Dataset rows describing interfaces
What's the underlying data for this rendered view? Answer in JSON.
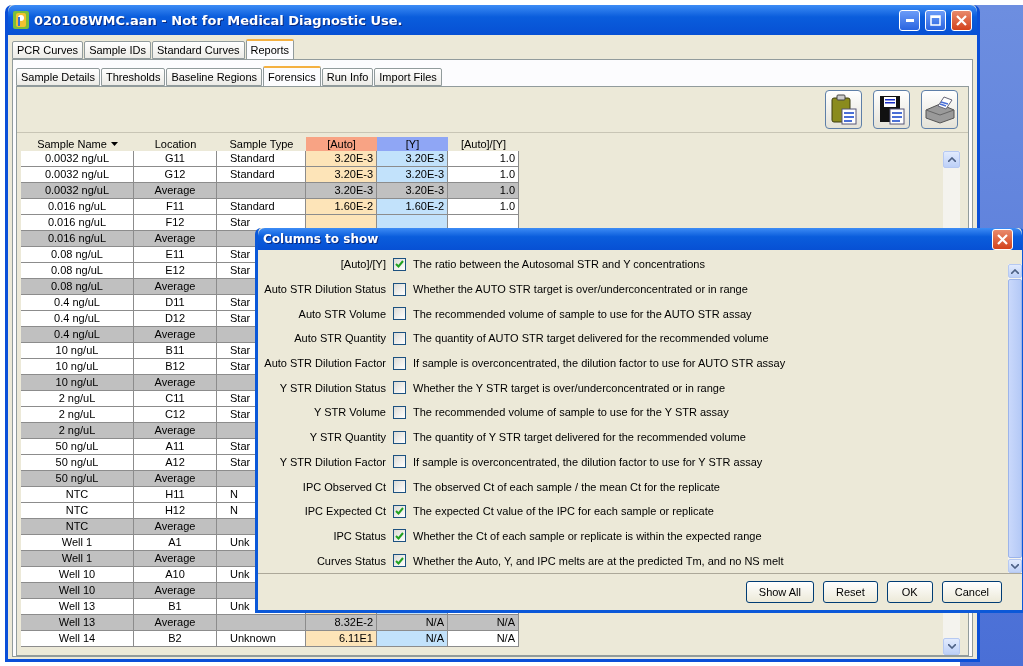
{
  "window": {
    "title": "020108WMC.aan - Not for Medical Diagnostic Use."
  },
  "tabs": [
    {
      "label": "PCR Curves",
      "selected": false
    },
    {
      "label": "Sample IDs",
      "selected": false
    },
    {
      "label": "Standard Curves",
      "selected": false
    },
    {
      "label": "Reports",
      "selected": true
    }
  ],
  "subtabs": [
    {
      "label": "Sample Details",
      "selected": false
    },
    {
      "label": "Thresholds",
      "selected": false
    },
    {
      "label": "Baseline Regions",
      "selected": false
    },
    {
      "label": "Forensics",
      "selected": true
    },
    {
      "label": "Run Info",
      "selected": false
    },
    {
      "label": "Import Files",
      "selected": false
    }
  ],
  "table": {
    "columns": [
      "Sample Name",
      "Location",
      "Sample Type",
      "[Auto]",
      "[Y]",
      "[Auto]/[Y]"
    ],
    "rows": [
      {
        "kind": "sample",
        "name": "0.0032 ng/uL",
        "location": "G11",
        "type": "Standard",
        "auto": "3.20E-3",
        "y": "3.20E-3",
        "ratio": "1.0"
      },
      {
        "kind": "sample",
        "name": "0.0032 ng/uL",
        "location": "G12",
        "type": "Standard",
        "auto": "3.20E-3",
        "y": "3.20E-3",
        "ratio": "1.0"
      },
      {
        "kind": "average",
        "name": "0.0032 ng/uL",
        "location": "Average",
        "auto": "3.20E-3",
        "y": "3.20E-3",
        "ratio": "1.0"
      },
      {
        "kind": "sample",
        "name": "0.016 ng/uL",
        "location": "F11",
        "type": "Standard",
        "auto": "1.60E-2",
        "y": "1.60E-2",
        "ratio": "1.0"
      },
      {
        "kind": "sample",
        "name": "0.016 ng/uL",
        "location": "F12",
        "type": "Star"
      },
      {
        "kind": "average",
        "name": "0.016 ng/uL",
        "location": "Average"
      },
      {
        "kind": "sample",
        "name": "0.08 ng/uL",
        "location": "E11",
        "type": "Star"
      },
      {
        "kind": "sample",
        "name": "0.08 ng/uL",
        "location": "E12",
        "type": "Star"
      },
      {
        "kind": "average",
        "name": "0.08 ng/uL",
        "location": "Average"
      },
      {
        "kind": "sample",
        "name": "0.4 ng/uL",
        "location": "D11",
        "type": "Star"
      },
      {
        "kind": "sample",
        "name": "0.4 ng/uL",
        "location": "D12",
        "type": "Star"
      },
      {
        "kind": "average",
        "name": "0.4 ng/uL",
        "location": "Average"
      },
      {
        "kind": "sample",
        "name": "10 ng/uL",
        "location": "B11",
        "type": "Star"
      },
      {
        "kind": "sample",
        "name": "10 ng/uL",
        "location": "B12",
        "type": "Star"
      },
      {
        "kind": "average",
        "name": "10 ng/uL",
        "location": "Average"
      },
      {
        "kind": "sample",
        "name": "2 ng/uL",
        "location": "C11",
        "type": "Star"
      },
      {
        "kind": "sample",
        "name": "2 ng/uL",
        "location": "C12",
        "type": "Star"
      },
      {
        "kind": "average",
        "name": "2 ng/uL",
        "location": "Average"
      },
      {
        "kind": "sample",
        "name": "50 ng/uL",
        "location": "A11",
        "type": "Star"
      },
      {
        "kind": "sample",
        "name": "50 ng/uL",
        "location": "A12",
        "type": "Star"
      },
      {
        "kind": "average",
        "name": "50 ng/uL",
        "location": "Average"
      },
      {
        "kind": "sample",
        "name": "NTC",
        "location": "H11",
        "type": "N"
      },
      {
        "kind": "sample",
        "name": "NTC",
        "location": "H12",
        "type": "N"
      },
      {
        "kind": "average",
        "name": "NTC",
        "location": "Average"
      },
      {
        "kind": "sample",
        "name": "Well 1",
        "location": "A1",
        "type": "Unk"
      },
      {
        "kind": "average",
        "name": "Well 1",
        "location": "Average"
      },
      {
        "kind": "sample",
        "name": "Well 10",
        "location": "A10",
        "type": "Unk"
      },
      {
        "kind": "average",
        "name": "Well 10",
        "location": "Average"
      },
      {
        "kind": "sample",
        "name": "Well 13",
        "location": "B1",
        "type": "Unk"
      },
      {
        "kind": "average",
        "name": "Well 13",
        "location": "Average",
        "auto": "8.32E-2",
        "y": "N/A",
        "ratio": "N/A"
      },
      {
        "kind": "sample",
        "name": "Well 14",
        "location": "B2",
        "type": "Unknown",
        "auto": "6.11E1",
        "y": "N/A",
        "ratio": "N/A"
      }
    ]
  },
  "dialog": {
    "title": "Columns to show",
    "options": [
      {
        "label": "[Auto]/[Y]",
        "description": "The ratio between the Autosomal STR and Y concentrations",
        "checked": true
      },
      {
        "label": "Auto STR Dilution Status",
        "description": "Whether the AUTO STR target is over/underconcentrated or in range",
        "checked": false
      },
      {
        "label": "Auto STR Volume",
        "description": "The recommended volume of sample to use for the AUTO STR assay",
        "checked": false
      },
      {
        "label": "Auto STR Quantity",
        "description": "The quantity of AUTO STR target delivered for the recommended volume",
        "checked": false
      },
      {
        "label": "Auto STR Dilution Factor",
        "description": "If sample is overconcentrated, the dilution factor to use for AUTO STR assay",
        "checked": false
      },
      {
        "label": "Y STR Dilution Status",
        "description": "Whether the Y STR target is over/underconcentrated or in range",
        "checked": false
      },
      {
        "label": "Y STR Volume",
        "description": "The recommended volume of sample to use for the Y STR assay",
        "checked": false
      },
      {
        "label": "Y STR Quantity",
        "description": "The quantity of Y STR target delivered for the recommended volume",
        "checked": false
      },
      {
        "label": "Y STR Dilution Factor",
        "description": "If sample is overconcentrated, the dilution factor to use for Y STR assay",
        "checked": false
      },
      {
        "label": "IPC Observed Ct",
        "description": "The observed Ct of each sample / the mean Ct for the replicate",
        "checked": false
      },
      {
        "label": "IPC Expected Ct",
        "description": "The expected Ct value of the IPC for each sample or replicate",
        "checked": true
      },
      {
        "label": "IPC Status",
        "description": "Whether the Ct of each sample or replicate is within the expected range",
        "checked": true
      },
      {
        "label": "Curves Status",
        "description": "Whether the Auto, Y, and IPC melts are at the predicted Tm, and no NS melt",
        "checked": true
      }
    ],
    "buttons": [
      "Show All",
      "Reset",
      "OK",
      "Cancel"
    ]
  }
}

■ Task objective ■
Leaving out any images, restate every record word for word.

■ Solution to this exercise ■
What's the underlying data for this rendered view? Answer in JSON.
{
  "window": {
    "title": "020108WMC.aan - Not for Medical Diagnostic Use."
  },
  "tabs": [
    {
      "label": "PCR Curves",
      "selected": false
    },
    {
      "label": "Sample IDs",
      "selected": false
    },
    {
      "label": "Standard Curves",
      "selected": false
    },
    {
      "label": "Reports",
      "selected": true
    }
  ],
  "subtabs": [
    {
      "label": "Sample Details",
      "selected": false
    },
    {
      "label": "Thresholds",
      "selected": false
    },
    {
      "label": "Baseline Regions",
      "selected": false
    },
    {
      "label": "Forensics",
      "selected": true
    },
    {
      "label": "Run Info",
      "selected": false
    },
    {
      "label": "Import Files",
      "selected": false
    }
  ],
  "table": {
    "columns": [
      "Sample Name",
      "Location",
      "Sample Type",
      "[Auto]",
      "[Y]",
      "[Auto]/[Y]"
    ],
    "rows": [
      {
        "kind": "sample",
        "name": "0.0032 ng/uL",
        "location": "G11",
        "type": "Standard",
        "auto": "3.20E-3",
        "y": "3.20E-3",
        "ratio": "1.0"
      },
      {
        "kind": "sample",
        "name": "0.0032 ng/uL",
        "location": "G12",
        "type": "Standard",
        "auto": "3.20E-3",
        "y": "3.20E-3",
        "ratio": "1.0"
      },
      {
        "kind": "average",
        "name": "0.0032 ng/uL",
        "location": "Average",
        "auto": "3.20E-3",
        "y": "3.20E-3",
        "ratio": "1.0"
      },
      {
        "kind": "sample",
        "name": "0.016 ng/uL",
        "location": "F11",
        "type": "Standard",
        "auto": "1.60E-2",
        "y": "1.60E-2",
        "ratio": "1.0"
      },
      {
        "kind": "sample",
        "name": "0.016 ng/uL",
        "location": "F12",
        "type": "Star"
      },
      {
        "kind": "average",
        "name": "0.016 ng/uL",
        "location": "Average"
      },
      {
        "kind": "sample",
        "name": "0.08 ng/uL",
        "location": "E11",
        "type": "Star"
      },
      {
        "kind": "sample",
        "name": "0.08 ng/uL",
        "location": "E12",
        "type": "Star"
      },
      {
        "kind": "average",
        "name": "0.08 ng/uL",
        "location": "Average"
      },
      {
        "kind": "sample",
        "name": "0.4 ng/uL",
        "location": "D11",
        "type": "Star"
      },
      {
        "kind": "sample",
        "name": "0.4 ng/uL",
        "location": "D12",
        "type": "Star"
      },
      {
        "kind": "average",
        "name": "0.4 ng/uL",
        "location": "Average"
      },
      {
        "kind": "sample",
        "name": "10 ng/uL",
        "location": "B11",
        "type": "Star"
      },
      {
        "kind": "sample",
        "name": "10 ng/uL",
        "location": "B12",
        "type": "Star"
      },
      {
        "kind": "average",
        "name": "10 ng/uL",
        "location": "Average"
      },
      {
        "kind": "sample",
        "name": "2 ng/uL",
        "location": "C11",
        "type": "Star"
      },
      {
        "kind": "sample",
        "name": "2 ng/uL",
        "location": "C12",
        "type": "Star"
      },
      {
        "kind": "average",
        "name": "2 ng/uL",
        "location": "Average"
      },
      {
        "kind": "sample",
        "name": "50 ng/uL",
        "location": "A11",
        "type": "Star"
      },
      {
        "kind": "sample",
        "name": "50 ng/uL",
        "location": "A12",
        "type": "Star"
      },
      {
        "kind": "average",
        "name": "50 ng/uL",
        "location": "Average"
      },
      {
        "kind": "sample",
        "name": "NTC",
        "location": "H11",
        "type": "N"
      },
      {
        "kind": "sample",
        "name": "NTC",
        "location": "H12",
        "type": "N"
      },
      {
        "kind": "average",
        "name": "NTC",
        "location": "Average"
      },
      {
        "kind": "sample",
        "name": "Well 1",
        "location": "A1",
        "type": "Unk"
      },
      {
        "kind": "average",
        "name": "Well 1",
        "location": "Average"
      },
      {
        "kind": "sample",
        "name": "Well 10",
        "location": "A10",
        "type": "Unk"
      },
      {
        "kind": "average",
        "name": "Well 10",
        "location": "Average"
      },
      {
        "kind": "sample",
        "name": "Well 13",
        "location": "B1",
        "type": "Unk"
      },
      {
        "kind": "average",
        "name": "Well 13",
        "location": "Average",
        "auto": "8.32E-2",
        "y": "N/A",
        "ratio": "N/A"
      },
      {
        "kind": "sample",
        "name": "Well 14",
        "location": "B2",
        "type": "Unknown",
        "auto": "6.11E1",
        "y": "N/A",
        "ratio": "N/A"
      }
    ]
  },
  "dialog": {
    "title": "Columns to show",
    "options": [
      {
        "label": "[Auto]/[Y]",
        "description": "The ratio between the Autosomal STR and Y concentrations",
        "checked": true
      },
      {
        "label": "Auto STR Dilution Status",
        "description": "Whether the AUTO STR target is over/underconcentrated or in range",
        "checked": false
      },
      {
        "label": "Auto STR Volume",
        "description": "The recommended volume of sample to use for the AUTO STR assay",
        "checked": false
      },
      {
        "label": "Auto STR Quantity",
        "description": "The quantity of AUTO STR target delivered for the recommended volume",
        "checked": false
      },
      {
        "label": "Auto STR Dilution Factor",
        "description": "If sample is overconcentrated, the dilution factor to use for AUTO STR assay",
        "checked": false
      },
      {
        "label": "Y STR Dilution Status",
        "description": "Whether the Y STR target is over/underconcentrated or in range",
        "checked": false
      },
      {
        "label": "Y STR Volume",
        "description": "The recommended volume of sample to use for the Y STR assay",
        "checked": false
      },
      {
        "label": "Y STR Quantity",
        "description": "The quantity of Y STR target delivered for the recommended volume",
        "checked": false
      },
      {
        "label": "Y STR Dilution Factor",
        "description": "If sample is overconcentrated, the dilution factor to use for Y STR assay",
        "checked": false
      },
      {
        "label": "IPC Observed Ct",
        "description": "The observed Ct of each sample / the mean Ct for the replicate",
        "checked": false
      },
      {
        "label": "IPC Expected Ct",
        "description": "The expected Ct value of the IPC for each sample or replicate",
        "checked": true
      },
      {
        "label": "IPC Status",
        "description": "Whether the Ct of each sample or replicate is within the expected range",
        "checked": true
      },
      {
        "label": "Curves Status",
        "description": "Whether the Auto, Y, and IPC melts are at the predicted Tm, and no NS melt",
        "checked": true
      }
    ],
    "buttons": [
      "Show All",
      "Reset",
      "OK",
      "Cancel"
    ]
  }
}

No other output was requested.